Nigel Farage visits the Netherlands before a referendum over a Ukraine trade agreement is held
The leader of Britain's UK Independence Party, Nigel Farage said on Monday that a Dutch vote against an EU treaty with Ukraine would give a boost to the Brexit camp.
The comments from the UKIP leader come less than three months from a British referendum on quitting the 28-nation bloc.
On Wednesday voters in the Netherlands go to the polls in a referendum that is formally about the treaty, but that activists present as an opportunity to cast a vote against European integration.
UKIP leader Nigel Farage said on a visit to the Netherlands that a Dutch 'No' would embolden British voters who believed they were alone in Europe in holding eurosceptic views.
"I hope very much that you do the right thing in this country on Wednesday [day of Dutch referendum on Ukraine trade treaty], whatever that may be. And if you do, I tell you what, you'll give me a hell of a lot of assistance for June the 23rd when something epoch-shattering is going to happen. Thank you."
The Dutch vote was triggered after a satirical website collected enough signatures to call a referendum on the treaty, a broad trade, political and defence agreement which grants Ukraine access to EU markets in exchange for ramped up reform efforts in the country.

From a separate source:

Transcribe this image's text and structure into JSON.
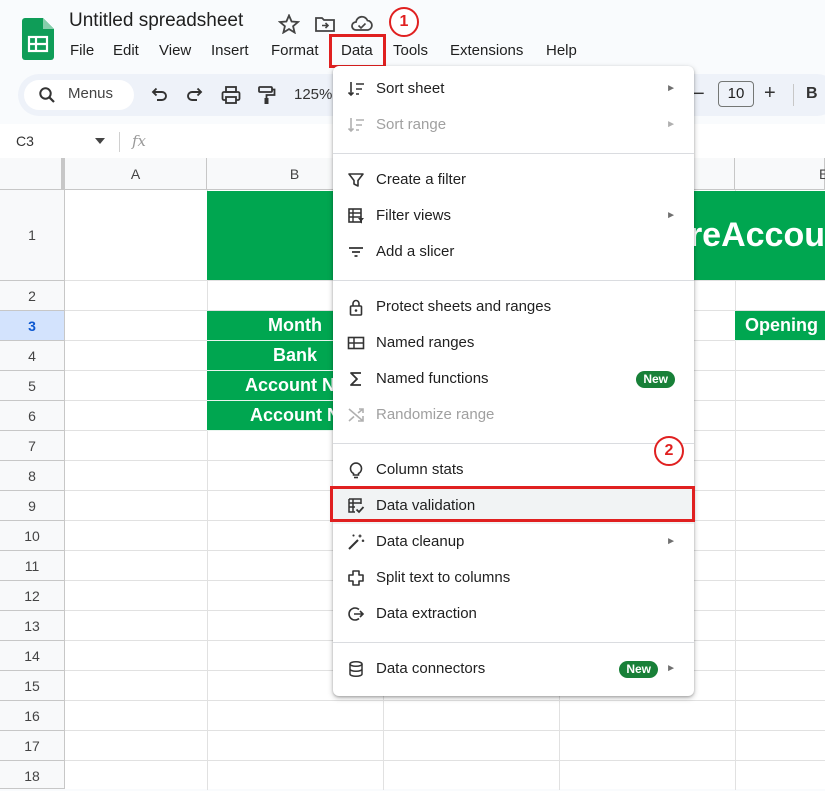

Dutch politicians have warned that a rejection of the treaty would hand a symbolic victory to Russian President Vladimir Putin, who has been fueling a war in Ukraine since 2014 and is widely blamed in the Netherlands for the downing of flight MH17 and the loss of almost 200 Dutch lives.